*WORK ORDER:* The answer must restate every record word for word.

==== THE DATA

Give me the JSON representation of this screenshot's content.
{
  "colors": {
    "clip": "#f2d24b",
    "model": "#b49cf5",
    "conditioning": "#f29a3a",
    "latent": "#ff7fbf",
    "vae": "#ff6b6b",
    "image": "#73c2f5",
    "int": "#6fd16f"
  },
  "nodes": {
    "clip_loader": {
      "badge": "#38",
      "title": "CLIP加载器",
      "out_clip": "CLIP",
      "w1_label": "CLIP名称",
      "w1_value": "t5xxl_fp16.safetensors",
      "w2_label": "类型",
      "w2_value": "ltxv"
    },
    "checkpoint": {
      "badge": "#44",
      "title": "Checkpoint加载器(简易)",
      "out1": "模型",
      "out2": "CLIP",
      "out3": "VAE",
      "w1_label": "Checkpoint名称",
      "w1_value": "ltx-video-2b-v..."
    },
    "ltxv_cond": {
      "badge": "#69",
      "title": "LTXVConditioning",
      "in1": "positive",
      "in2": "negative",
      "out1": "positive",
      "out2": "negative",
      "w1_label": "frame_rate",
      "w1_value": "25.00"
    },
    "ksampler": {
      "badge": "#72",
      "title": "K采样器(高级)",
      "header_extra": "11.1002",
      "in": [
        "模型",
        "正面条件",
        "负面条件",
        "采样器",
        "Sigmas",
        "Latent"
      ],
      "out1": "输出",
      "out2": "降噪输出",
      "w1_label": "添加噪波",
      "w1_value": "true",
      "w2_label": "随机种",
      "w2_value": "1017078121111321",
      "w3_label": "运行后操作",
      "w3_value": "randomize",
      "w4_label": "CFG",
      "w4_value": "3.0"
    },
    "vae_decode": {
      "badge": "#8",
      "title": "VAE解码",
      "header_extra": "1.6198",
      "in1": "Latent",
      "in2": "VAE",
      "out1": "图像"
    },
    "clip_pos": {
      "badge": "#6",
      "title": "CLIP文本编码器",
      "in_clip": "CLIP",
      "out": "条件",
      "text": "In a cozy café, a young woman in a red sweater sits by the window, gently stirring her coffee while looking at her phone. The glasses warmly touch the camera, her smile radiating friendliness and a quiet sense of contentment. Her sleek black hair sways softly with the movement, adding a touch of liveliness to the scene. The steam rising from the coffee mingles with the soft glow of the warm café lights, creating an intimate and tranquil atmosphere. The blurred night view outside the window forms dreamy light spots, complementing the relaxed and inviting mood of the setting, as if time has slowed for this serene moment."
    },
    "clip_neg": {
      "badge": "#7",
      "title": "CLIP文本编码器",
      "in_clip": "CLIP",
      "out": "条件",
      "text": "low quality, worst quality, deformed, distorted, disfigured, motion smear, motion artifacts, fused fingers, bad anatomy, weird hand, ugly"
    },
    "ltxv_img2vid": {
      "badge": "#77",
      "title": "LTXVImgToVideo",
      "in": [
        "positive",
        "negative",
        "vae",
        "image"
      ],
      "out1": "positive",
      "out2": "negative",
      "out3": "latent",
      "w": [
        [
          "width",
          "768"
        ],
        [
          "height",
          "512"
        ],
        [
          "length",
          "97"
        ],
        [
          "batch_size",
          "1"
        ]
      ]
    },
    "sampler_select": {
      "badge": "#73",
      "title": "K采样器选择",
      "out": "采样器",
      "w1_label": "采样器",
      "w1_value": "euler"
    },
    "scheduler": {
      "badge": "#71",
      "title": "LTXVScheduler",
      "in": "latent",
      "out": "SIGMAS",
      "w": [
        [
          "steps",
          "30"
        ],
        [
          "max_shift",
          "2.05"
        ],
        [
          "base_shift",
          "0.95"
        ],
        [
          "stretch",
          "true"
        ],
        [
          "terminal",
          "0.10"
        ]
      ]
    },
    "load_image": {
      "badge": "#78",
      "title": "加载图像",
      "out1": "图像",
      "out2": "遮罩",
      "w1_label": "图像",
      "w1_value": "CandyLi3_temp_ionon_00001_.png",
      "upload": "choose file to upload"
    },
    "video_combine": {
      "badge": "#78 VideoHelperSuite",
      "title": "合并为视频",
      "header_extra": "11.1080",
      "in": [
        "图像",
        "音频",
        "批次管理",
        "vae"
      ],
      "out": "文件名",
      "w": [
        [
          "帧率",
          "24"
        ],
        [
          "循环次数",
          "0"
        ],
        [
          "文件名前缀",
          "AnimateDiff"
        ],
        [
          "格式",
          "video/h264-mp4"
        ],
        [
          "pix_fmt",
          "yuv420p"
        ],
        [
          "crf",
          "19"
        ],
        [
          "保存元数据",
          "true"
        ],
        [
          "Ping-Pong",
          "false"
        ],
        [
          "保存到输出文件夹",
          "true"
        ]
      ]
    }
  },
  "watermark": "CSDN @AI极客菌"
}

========

*OUTPUT BELOW:*
Give me the JSON representation of this screenshot's content.
{
  "colors": {
    "clip": "#f2d24b",
    "model": "#b49cf5",
    "conditioning": "#f29a3a",
    "latent": "#ff7fbf",
    "vae": "#ff6b6b",
    "image": "#73c2f5",
    "int": "#6fd16f"
  },
  "nodes": {
    "clip_loader": {
      "badge": "#38",
      "title": "CLIP加载器",
      "out_clip": "CLIP",
      "w1_label": "CLIP名称",
      "w1_value": "t5xxl_fp16.safetensors",
      "w2_label": "类型",
      "w2_value": "ltxv"
    },
    "checkpoint": {
      "badge": "#44",
      "title": "Checkpoint加载器(简易)",
      "out1": "模型",
      "out2": "CLIP",
      "out3": "VAE",
      "w1_label": "Checkpoint名称",
      "w1_value": "ltx-video-2b-v..."
    },
    "ltxv_cond": {
      "badge": "#69",
      "title": "LTXVConditioning",
      "in1": "positive",
      "in2": "negative",
      "out1": "positive",
      "out2": "negative",
      "w1_label": "frame_rate",
      "w1_value": "25.00"
    },
    "ksampler": {
      "badge": "#72",
      "title": "K采样器(高级)",
      "header_extra": "11.1002",
      "in": [
        "模型",
        "正面条件",
        "负面条件",
        "采样器",
        "Sigmas",
        "Latent"
      ],
      "out1": "输出",
      "out2": "降噪输出",
      "w1_label": "添加噪波",
      "w1_value": "true",
      "w2_label": "随机种",
      "w2_value": "1017078121111321",
      "w3_label": "运行后操作",
      "w3_value": "randomize",
      "w4_label": "CFG",
      "w4_value": "3.0"
    },
    "vae_decode": {
      "badge": "#8",
      "title": "VAE解码",
      "header_extra": "1.6198",
      "in1": "Latent",
      "in2": "VAE",
      "out1": "图像"
    },
    "clip_pos": {
      "badge": "#6",
      "title": "CLIP文本编码器",
      "in_clip": "CLIP",
      "out": "条件",
      "text": "In a cozy café, a young woman in a red sweater sits by the window, gently stirring her coffee while looking at her phone. The glasses warmly touch the camera, her smile radiating friendliness and a quiet sense of contentment. Her sleek black hair sways softly with the movement, adding a touch of liveliness to the scene. The steam rising from the coffee mingles with the soft glow of the warm café lights, creating an intimate and tranquil atmosphere. The blurred night view outside the window forms dreamy light spots, complementing the relaxed and inviting mood of the setting, as if time has slowed for this serene moment."
    },
    "clip_neg": {
      "badge": "#7",
      "title": "CLIP文本编码器",
      "in_clip": "CLIP",
      "out": "条件",
      "text": "low quality, worst quality, deformed, distorted, disfigured, motion smear, motion artifacts, fused fingers, bad anatomy, weird hand, ugly"
    },
    "ltxv_img2vid": {
      "badge": "#77",
      "title": "LTXVImgToVideo",
      "in": [
        "positive",
        "negative",
        "vae",
        "image"
      ],
      "out1": "positive",
      "out2": "negative",
      "out3": "latent",
      "w": [
        [
          "width",
          "768"
        ],
        [
          "height",
          "512"
        ],
        [
          "length",
          "97"
        ],
        [
          "batch_size",
          "1"
        ]
      ]
    },
    "sampler_select": {
      "badge": "#73",
      "title": "K采样器选择",
      "out": "采样器",
      "w1_label": "采样器",
      "w1_value": "euler"
    },
    "scheduler": {
      "badge": "#71",
      "title": "LTXVScheduler",
      "in": "latent",
      "out": "SIGMAS",
      "w": [
        [
          "steps",
          "30"
        ],
        [
          "max_shift",
          "2.05"
        ],
        [
          "base_shift",
          "0.95"
        ],
        [
          "stretch",
          "true"
        ],
        [
          "terminal",
          "0.10"
        ]
      ]
    },
    "load_image": {
      "badge": "#78",
      "title": "加载图像",
      "out1": "图像",
      "out2": "遮罩",
      "w1_label": "图像",
      "w1_value": "CandyLi3_temp_ionon_00001_.png",
      "upload": "choose file to upload"
    },
    "video_combine": {
      "badge": "#78 VideoHelperSuite",
      "title": "合并为视频",
      "header_extra": "11.1080",
      "in": [
        "图像",
        "音频",
        "批次管理",
        "vae"
      ],
      "out": "文件名",
      "w": [
        [
          "帧率",
          "24"
        ],
        [
          "循环次数",
          "0"
        ],
        [
          "文件名前缀",
          "AnimateDiff"
        ],
        [
          "格式",
          "video/h264-mp4"
        ],
        [
          "pix_fmt",
          "yuv420p"
        ],
        [
          "crf",
          "19"
        ],
        [
          "保存元数据",
          "true"
        ],
        [
          "Ping-Pong",
          "false"
        ],
        [
          "保存到输出文件夹",
          "true"
        ]
      ]
    }
  },
  "watermark": "CSDN @AI极客菌"
}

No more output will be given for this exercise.